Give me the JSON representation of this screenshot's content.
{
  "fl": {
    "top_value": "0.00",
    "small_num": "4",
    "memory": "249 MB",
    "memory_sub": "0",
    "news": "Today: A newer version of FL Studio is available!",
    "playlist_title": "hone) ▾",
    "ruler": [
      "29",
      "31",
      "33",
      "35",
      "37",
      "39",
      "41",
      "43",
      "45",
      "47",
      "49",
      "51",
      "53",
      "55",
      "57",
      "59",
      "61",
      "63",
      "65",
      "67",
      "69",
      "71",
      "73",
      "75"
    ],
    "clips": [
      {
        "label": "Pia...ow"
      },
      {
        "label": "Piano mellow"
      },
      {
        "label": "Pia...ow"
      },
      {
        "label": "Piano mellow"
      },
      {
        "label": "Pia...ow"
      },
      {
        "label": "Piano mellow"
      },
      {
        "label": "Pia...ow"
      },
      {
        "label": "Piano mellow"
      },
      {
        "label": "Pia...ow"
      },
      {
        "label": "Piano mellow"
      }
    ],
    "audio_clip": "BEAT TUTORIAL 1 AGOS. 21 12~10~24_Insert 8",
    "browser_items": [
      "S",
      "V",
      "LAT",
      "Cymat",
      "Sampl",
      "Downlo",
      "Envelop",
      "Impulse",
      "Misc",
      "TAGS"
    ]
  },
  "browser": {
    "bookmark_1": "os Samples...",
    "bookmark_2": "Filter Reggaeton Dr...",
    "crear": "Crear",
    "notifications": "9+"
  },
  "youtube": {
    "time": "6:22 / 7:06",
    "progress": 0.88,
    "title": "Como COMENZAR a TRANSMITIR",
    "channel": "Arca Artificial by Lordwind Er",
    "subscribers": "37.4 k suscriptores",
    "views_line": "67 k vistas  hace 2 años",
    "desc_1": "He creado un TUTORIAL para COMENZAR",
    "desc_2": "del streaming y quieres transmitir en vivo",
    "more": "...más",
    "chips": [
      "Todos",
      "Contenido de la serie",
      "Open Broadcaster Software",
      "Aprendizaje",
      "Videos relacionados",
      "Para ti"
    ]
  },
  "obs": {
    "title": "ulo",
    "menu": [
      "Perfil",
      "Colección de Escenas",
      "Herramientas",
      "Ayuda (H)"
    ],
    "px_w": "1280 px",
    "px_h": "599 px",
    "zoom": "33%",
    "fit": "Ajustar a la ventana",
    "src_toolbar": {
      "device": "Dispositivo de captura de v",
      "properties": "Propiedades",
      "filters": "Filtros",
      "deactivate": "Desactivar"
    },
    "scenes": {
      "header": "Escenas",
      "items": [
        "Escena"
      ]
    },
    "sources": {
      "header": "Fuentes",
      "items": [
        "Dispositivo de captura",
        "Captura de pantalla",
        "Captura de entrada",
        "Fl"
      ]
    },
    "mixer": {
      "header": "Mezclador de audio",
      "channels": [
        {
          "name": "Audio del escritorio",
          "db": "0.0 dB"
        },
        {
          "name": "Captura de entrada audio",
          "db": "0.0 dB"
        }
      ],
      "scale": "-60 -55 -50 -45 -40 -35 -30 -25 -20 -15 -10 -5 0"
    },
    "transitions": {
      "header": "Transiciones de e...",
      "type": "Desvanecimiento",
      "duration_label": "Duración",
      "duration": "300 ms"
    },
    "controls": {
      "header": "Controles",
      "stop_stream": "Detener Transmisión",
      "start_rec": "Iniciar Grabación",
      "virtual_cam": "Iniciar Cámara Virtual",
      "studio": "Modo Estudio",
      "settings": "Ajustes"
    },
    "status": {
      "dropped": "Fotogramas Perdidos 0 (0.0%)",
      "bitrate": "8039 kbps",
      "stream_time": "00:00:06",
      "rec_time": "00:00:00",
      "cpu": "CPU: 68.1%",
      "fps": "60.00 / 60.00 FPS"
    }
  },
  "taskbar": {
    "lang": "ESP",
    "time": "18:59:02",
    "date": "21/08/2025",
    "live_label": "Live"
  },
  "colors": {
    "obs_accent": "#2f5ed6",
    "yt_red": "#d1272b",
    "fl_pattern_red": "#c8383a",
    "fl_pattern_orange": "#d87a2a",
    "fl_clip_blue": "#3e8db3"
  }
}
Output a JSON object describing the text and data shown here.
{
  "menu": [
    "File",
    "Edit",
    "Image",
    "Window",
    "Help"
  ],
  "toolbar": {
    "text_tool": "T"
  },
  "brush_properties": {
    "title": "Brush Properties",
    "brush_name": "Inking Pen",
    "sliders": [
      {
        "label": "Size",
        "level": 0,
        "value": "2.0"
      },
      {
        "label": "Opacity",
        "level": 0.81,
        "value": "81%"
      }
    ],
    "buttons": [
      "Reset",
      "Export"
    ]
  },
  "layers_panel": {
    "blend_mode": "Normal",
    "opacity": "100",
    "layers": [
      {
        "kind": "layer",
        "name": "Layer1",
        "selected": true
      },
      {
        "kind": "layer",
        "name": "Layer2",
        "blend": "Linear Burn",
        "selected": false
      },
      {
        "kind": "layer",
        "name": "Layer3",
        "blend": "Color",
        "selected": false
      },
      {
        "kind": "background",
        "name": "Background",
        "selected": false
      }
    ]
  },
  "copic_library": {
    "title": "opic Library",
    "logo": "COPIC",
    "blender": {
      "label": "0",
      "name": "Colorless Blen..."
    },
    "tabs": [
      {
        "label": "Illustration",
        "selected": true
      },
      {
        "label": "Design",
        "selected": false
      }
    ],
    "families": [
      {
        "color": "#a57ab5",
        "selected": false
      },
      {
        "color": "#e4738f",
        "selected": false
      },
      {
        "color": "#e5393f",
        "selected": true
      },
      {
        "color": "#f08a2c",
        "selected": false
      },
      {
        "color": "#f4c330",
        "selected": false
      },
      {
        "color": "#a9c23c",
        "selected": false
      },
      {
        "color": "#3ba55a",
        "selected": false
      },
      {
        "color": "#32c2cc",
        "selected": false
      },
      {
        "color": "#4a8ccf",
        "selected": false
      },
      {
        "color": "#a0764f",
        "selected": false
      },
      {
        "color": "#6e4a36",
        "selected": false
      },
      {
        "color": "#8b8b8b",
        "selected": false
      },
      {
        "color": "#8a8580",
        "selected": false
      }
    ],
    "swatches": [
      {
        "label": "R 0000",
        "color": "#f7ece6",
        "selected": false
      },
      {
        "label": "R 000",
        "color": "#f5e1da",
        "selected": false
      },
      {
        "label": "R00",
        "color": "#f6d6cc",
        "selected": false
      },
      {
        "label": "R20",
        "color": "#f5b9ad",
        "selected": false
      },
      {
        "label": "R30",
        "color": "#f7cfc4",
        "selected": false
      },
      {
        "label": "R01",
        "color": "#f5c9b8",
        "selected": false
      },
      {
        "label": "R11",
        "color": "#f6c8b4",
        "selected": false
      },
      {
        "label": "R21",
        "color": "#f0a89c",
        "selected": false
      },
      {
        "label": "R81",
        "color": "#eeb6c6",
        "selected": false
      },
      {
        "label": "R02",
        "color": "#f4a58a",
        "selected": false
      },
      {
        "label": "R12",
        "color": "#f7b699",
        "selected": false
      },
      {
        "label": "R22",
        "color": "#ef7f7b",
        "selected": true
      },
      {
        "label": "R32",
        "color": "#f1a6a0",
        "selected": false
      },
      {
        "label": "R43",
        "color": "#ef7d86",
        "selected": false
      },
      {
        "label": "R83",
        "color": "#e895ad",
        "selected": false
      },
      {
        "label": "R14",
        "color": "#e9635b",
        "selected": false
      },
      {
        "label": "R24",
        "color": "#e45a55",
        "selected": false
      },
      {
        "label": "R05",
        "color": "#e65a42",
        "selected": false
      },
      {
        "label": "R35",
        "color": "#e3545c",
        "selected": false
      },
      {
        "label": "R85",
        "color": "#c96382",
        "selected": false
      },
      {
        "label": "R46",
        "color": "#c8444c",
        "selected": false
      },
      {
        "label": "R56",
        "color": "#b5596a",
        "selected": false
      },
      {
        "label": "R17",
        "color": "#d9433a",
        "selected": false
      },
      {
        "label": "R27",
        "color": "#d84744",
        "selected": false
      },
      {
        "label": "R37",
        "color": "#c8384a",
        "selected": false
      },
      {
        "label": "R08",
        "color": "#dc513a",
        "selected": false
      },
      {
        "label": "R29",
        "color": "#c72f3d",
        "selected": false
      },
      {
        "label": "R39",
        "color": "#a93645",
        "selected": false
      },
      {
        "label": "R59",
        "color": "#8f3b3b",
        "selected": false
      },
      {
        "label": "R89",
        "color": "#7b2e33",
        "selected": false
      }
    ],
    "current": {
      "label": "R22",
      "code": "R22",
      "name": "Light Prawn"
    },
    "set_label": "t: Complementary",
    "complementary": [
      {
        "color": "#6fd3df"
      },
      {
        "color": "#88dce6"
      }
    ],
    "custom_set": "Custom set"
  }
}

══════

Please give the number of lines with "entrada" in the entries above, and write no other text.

▸ Task response
2